■ Action item ■
Which of the lines below contain the string "email"? Pull each one out of the data.

■ Records ■
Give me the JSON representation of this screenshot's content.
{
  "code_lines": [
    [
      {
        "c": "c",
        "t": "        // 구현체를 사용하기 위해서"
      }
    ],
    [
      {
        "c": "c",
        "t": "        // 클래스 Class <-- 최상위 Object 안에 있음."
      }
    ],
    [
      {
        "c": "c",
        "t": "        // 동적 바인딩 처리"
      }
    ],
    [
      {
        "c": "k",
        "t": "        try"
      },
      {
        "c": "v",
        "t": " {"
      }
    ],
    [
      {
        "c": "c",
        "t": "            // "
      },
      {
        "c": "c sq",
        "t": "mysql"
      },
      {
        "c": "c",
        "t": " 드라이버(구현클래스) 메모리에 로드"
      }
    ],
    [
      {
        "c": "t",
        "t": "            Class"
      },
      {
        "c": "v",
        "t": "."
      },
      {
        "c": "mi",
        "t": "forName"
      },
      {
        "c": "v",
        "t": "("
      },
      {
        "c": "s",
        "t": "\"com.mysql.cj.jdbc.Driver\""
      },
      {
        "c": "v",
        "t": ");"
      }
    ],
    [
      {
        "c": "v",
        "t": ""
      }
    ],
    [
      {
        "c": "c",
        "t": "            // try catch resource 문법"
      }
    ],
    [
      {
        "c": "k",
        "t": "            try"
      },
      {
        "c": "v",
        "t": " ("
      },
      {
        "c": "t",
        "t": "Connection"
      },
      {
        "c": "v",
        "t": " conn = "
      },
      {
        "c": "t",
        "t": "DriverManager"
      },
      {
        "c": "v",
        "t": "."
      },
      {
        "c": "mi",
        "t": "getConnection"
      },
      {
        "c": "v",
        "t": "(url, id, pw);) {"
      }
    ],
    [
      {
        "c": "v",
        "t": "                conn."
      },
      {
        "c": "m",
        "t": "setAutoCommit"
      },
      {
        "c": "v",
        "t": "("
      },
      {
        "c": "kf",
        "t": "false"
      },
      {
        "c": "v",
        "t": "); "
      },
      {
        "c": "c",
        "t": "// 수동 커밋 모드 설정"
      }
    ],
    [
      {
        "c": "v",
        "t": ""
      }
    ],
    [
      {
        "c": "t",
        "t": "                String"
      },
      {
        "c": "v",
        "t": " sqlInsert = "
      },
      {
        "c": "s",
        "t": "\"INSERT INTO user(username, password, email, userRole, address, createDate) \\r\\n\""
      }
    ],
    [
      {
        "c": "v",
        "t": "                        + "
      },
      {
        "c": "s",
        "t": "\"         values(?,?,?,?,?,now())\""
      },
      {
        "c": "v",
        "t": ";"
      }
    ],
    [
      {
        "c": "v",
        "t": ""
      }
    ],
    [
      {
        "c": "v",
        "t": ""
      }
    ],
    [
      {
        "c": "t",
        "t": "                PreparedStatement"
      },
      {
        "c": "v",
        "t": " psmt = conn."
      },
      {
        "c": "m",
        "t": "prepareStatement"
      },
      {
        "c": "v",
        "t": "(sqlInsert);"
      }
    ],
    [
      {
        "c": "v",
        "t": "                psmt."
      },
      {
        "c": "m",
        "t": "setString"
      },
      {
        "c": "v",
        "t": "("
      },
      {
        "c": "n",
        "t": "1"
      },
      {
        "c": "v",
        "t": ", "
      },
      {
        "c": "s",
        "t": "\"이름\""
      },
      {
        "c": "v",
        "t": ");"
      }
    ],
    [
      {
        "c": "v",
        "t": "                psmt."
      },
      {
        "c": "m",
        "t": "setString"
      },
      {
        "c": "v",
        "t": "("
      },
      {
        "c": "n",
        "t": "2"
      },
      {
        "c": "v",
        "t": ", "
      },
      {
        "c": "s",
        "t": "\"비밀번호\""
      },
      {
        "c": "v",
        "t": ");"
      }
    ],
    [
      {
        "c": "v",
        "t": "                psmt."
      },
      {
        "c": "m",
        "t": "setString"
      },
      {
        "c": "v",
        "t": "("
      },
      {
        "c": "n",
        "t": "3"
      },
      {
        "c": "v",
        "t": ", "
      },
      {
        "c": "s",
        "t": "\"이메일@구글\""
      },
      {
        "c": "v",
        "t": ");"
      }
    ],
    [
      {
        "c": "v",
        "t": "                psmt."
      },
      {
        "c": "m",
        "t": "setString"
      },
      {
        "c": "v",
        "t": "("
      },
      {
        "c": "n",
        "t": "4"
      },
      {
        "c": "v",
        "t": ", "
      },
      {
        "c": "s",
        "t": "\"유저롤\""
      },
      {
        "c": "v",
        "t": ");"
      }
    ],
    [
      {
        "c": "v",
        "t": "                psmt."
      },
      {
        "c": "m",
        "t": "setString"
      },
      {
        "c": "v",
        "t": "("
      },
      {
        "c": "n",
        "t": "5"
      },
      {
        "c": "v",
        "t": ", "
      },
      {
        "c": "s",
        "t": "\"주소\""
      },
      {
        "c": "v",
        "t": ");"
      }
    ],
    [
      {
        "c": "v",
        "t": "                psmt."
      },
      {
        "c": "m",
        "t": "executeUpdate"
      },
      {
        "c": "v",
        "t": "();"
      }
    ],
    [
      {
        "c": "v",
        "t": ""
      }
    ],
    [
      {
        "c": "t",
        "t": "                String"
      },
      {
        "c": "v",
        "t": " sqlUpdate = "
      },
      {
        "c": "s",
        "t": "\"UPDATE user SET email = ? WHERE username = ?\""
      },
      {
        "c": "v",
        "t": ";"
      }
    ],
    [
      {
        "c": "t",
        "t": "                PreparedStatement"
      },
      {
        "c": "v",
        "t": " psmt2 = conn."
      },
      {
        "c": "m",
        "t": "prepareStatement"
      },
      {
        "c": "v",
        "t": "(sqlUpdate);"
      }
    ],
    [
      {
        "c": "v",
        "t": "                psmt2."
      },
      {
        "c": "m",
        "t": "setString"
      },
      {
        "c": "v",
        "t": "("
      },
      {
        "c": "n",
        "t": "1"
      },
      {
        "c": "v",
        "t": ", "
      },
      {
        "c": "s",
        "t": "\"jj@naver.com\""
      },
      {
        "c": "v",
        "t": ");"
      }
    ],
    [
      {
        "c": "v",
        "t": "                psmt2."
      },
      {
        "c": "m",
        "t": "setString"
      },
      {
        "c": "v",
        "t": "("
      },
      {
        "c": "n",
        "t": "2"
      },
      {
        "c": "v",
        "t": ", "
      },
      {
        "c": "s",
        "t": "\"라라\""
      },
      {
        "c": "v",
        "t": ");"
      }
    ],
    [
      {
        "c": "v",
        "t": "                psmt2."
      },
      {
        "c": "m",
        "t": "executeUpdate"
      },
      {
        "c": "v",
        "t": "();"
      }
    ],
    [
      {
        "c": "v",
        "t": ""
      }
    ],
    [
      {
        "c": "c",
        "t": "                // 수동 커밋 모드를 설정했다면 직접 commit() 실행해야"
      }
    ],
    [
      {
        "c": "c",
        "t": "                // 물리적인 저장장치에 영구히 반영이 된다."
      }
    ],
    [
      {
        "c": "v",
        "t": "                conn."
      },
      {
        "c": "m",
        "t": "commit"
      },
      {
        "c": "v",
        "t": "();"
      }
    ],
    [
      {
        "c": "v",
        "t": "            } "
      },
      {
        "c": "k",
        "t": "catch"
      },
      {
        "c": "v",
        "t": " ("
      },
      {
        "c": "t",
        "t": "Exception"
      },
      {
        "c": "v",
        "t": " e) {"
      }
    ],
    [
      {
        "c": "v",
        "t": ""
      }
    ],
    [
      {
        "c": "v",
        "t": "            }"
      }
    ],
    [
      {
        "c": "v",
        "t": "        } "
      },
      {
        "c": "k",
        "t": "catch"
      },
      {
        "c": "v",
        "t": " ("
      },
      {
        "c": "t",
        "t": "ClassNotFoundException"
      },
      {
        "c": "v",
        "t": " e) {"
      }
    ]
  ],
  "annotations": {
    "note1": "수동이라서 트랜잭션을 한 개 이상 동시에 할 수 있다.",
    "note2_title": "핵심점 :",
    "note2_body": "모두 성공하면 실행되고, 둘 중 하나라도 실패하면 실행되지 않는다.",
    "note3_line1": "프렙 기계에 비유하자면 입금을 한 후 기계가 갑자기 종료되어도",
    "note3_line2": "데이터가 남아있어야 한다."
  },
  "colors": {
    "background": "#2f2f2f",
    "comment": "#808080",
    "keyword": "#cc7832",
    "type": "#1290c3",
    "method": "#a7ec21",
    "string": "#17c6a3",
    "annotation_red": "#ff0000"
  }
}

■ Response area ■
        "t": "\"INSERT INTO user(username, password, email, userRole, address, createDate) \\r\\n\""
        "t": "\"UPDATE user SET email = ? WHERE username = ?\""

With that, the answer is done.